After the success of the digital edition of the Kingpins Denim Fair in April, their most recent edition in Amsterdam also followed suit. One of the key highlights at KP24 Amsterdam emerged to be a presentation on the top denim trends for the Spring / Summer 2022 season, delivered by Amy Leverton of Denim Dudes.
From social influences and a focus on process over product to investment dressing and a new sense of responsibility, the Spring/Summer 2022 denim trends reflect and expand upon the current global social climate.
Below, we expand on the top 4 trend directions set to dictate the course of denim in the season to come.
Work In Progress
Consumers of late have been quite keen on knowing the Behind-the-Scenes processes of the products they consume. The Work in Progress trend is about the idea and inspiration behind the product. According to Leverton, these two points increase the value that consumers place on the final product.
Ways to achieve this goal are many: the process of improving the idea and inspiration behind a product can be done through mixed media with digital and 3D design, and also through techniques such as upcycling or layering.
This trend places emphasis on both the creative production methods, and also on the story behind the product. This includes cultural references, political approaches, and at the same time, also the creative people who relay the story behind a design and especially come to the fore through collaboration.
The trend follows a wide colour palette featuring a variety of influences, and is communicated via strong and playful tones.
This trend delves into the details – it is all about an eye for detail and quality. Design aesthetics tend to be more minimalistic than flashy and busy: It is not the large labels and all-over prints that appeal to the consumer, but rather small details such as a special zipper or the buttons that would accentuate the product.
The quality aspect also relates directly to the production process- where does the material come from and how high is its quality? So manufacturers have to ensure that they are really safe and happy with the product and take time to get this done rather than rushing to get the product on the shelves as soon as possible.
In Leverton’s own words- “As the system of the global apparel industry is changing, we are less concerned with a time frame that puts quantity over quality. […] Responsibility must come first.”

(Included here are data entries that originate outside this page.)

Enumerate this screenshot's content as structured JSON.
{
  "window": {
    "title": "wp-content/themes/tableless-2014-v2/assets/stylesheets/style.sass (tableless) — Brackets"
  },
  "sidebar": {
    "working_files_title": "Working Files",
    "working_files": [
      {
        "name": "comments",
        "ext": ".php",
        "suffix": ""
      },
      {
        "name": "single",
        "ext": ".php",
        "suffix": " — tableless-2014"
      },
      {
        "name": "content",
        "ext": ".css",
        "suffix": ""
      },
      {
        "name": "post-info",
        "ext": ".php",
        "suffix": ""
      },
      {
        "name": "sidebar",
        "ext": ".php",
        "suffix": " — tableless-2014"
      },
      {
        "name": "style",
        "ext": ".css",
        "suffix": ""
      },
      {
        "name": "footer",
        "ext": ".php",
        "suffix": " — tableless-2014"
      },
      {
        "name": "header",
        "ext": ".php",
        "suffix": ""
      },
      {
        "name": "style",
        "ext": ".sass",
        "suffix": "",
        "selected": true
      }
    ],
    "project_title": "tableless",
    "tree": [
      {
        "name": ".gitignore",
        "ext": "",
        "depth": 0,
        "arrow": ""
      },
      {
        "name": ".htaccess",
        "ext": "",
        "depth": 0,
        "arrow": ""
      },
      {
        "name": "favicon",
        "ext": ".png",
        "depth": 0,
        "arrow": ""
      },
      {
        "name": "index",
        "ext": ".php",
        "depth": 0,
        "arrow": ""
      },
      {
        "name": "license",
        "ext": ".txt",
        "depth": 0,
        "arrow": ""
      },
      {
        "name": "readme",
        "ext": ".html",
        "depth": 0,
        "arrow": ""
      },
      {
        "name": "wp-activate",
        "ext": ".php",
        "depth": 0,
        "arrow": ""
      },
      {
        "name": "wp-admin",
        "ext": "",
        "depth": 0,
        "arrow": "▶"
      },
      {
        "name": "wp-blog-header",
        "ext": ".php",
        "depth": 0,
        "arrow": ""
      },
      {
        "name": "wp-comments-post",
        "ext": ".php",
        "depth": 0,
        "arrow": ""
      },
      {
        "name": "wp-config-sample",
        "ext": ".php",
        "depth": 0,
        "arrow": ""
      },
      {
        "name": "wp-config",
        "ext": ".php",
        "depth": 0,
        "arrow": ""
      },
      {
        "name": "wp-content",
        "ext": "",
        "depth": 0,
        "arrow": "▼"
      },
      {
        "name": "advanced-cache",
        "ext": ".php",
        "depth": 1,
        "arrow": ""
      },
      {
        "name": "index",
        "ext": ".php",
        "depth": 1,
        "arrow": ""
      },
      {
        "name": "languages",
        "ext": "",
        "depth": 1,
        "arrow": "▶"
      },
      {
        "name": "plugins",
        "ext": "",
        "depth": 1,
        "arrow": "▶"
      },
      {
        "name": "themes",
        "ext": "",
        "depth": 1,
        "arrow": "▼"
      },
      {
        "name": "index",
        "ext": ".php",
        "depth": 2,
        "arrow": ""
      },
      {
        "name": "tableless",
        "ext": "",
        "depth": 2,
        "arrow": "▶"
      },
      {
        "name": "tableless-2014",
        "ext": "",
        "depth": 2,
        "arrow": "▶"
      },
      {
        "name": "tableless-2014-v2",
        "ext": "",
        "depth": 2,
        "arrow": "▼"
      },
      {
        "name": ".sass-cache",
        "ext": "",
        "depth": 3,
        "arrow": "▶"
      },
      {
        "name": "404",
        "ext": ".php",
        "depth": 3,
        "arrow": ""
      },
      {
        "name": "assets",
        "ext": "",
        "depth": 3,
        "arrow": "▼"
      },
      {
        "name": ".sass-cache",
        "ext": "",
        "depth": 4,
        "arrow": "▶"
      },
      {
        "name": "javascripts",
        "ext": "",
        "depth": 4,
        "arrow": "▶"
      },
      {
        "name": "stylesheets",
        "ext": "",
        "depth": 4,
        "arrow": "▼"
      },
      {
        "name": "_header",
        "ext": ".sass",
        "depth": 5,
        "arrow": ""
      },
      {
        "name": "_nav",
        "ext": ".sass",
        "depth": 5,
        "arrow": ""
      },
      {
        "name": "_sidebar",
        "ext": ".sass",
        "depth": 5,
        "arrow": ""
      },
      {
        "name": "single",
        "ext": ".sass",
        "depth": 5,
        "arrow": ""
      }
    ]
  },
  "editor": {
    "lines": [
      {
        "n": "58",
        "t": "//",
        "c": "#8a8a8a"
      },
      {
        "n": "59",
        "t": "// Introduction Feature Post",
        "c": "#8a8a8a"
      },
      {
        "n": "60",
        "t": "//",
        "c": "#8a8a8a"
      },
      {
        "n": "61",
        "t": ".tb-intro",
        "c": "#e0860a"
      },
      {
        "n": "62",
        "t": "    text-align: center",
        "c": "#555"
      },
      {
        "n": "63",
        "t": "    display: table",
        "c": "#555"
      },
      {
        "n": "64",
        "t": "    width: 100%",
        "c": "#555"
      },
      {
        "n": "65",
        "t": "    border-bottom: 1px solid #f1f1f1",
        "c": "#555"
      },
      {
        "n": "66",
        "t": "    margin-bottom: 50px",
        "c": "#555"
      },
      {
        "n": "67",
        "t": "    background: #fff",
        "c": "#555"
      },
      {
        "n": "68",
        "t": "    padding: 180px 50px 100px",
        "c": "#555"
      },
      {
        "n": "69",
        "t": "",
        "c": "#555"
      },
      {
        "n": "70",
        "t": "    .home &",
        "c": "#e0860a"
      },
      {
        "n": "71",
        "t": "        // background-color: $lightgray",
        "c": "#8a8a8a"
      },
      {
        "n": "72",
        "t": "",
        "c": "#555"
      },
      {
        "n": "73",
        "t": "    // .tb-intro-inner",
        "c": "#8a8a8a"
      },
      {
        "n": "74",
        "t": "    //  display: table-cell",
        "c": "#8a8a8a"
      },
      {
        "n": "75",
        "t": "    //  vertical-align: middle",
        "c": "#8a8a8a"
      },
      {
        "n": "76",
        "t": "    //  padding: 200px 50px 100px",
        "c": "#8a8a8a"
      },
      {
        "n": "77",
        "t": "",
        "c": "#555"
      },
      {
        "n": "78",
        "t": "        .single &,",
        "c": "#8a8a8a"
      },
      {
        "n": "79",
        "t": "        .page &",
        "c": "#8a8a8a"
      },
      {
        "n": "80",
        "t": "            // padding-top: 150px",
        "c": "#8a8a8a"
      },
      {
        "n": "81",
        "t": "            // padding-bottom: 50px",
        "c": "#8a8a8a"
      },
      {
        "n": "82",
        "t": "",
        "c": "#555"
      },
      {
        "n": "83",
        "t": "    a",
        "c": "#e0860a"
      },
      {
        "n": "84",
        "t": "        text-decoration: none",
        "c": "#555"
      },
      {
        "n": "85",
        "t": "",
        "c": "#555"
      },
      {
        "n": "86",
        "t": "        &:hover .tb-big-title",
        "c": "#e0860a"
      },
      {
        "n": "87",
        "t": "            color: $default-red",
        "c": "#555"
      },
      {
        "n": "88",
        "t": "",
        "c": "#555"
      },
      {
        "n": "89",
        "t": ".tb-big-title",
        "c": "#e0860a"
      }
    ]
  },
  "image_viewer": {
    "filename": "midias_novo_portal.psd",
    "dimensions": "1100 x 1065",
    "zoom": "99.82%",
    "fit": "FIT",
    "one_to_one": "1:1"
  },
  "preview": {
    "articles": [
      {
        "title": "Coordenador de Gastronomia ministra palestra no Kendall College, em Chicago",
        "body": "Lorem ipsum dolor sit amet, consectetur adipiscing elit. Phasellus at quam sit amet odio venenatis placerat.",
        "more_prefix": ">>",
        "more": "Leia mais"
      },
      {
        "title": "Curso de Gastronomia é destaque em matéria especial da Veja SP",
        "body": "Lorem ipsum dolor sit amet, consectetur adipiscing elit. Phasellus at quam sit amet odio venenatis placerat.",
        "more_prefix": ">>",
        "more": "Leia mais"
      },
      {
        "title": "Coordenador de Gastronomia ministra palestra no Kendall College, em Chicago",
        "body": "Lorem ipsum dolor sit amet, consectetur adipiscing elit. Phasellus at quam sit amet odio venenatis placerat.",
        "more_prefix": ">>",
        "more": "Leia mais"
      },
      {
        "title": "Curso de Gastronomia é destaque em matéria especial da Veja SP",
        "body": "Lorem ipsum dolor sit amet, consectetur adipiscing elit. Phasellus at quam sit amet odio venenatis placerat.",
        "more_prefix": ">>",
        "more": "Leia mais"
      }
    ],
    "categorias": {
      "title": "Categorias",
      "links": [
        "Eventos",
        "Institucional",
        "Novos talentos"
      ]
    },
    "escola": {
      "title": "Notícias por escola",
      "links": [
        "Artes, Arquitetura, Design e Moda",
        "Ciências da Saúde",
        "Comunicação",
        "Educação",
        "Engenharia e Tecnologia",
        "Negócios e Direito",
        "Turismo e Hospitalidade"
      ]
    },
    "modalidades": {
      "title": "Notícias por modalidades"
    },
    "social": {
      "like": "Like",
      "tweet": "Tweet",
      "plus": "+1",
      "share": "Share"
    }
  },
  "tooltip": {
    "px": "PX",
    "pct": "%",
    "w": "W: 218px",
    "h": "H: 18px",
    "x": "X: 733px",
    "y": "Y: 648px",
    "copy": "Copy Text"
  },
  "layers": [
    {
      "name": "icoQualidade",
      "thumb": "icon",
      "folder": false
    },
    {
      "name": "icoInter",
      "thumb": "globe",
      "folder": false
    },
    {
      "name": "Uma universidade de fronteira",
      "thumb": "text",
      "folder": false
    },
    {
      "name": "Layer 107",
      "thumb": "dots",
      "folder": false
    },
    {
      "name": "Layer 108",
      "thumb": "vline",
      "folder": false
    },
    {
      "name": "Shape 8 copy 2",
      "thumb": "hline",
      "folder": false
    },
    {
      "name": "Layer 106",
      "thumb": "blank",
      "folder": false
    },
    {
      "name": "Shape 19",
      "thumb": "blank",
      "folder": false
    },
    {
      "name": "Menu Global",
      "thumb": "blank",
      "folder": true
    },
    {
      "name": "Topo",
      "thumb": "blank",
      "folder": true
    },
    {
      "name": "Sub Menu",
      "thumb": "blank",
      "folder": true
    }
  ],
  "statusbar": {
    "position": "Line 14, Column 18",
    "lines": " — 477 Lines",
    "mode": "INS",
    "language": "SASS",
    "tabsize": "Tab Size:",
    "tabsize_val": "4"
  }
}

In terms of style, the Lowkey trend revives the era of the ’80s and ’90s: ‘Smart casual’ with jeans and a blazer or a matching ‘two-piece’, but also oversized basics and a wide cut.
What also suits the reserved style is the colour palette, which tilts towards white, beige, brown, but can also show a bit of colour such as red, green and blue.
Devolution (contraction of digitisation and evolution) essentially focuses on systematic change. Brands that follow this path, place social responsibility, structural equality, the environment and craftsmanship above consumption and the economic aspect.
The change of our society to a ‘better world’ places itself in the foreground. The health crisis created as a result of the ongoing COVID-19, has given us all, humans and nature, a positive, alternative lifestyle, Leverton stated.
Even in this trend, the background of the product plays an important role: where does the product come from and how is it produced? However, the focus goes beyond sustainable production and is about waste and how much residual production is left behind after producing a design.
All in all, this trend seems to take us back to basics and focus more on the craft art: from upcycling to homemade textures such as batiks, painting or traditional techniques – there are no limits.
This trend highlights the importance of investing more in a good product.
However, the focus on money should not take the lead. Rather, the aim is to invest in modern technology that makes denim production more circular and sustainable. A sound example of this is ‘Relz Black Denim’ – a sustainable black denim fabric developed by G-Star Raw along with Artistic Milliners and Archroma.
This also includes new possibilities for prints such as laser printing or the use of regenerative fibres.
But product development does not play an essential role in isolation- sales is also important. Options such as resale and rental of clothing become increasingly popular as consumers become more mindful of their purchases.
The colour palette for the Investment trend is very varied – from pastel shades to washed-out colours created by recycling, the trend offers great opportunities for creativity to bloom.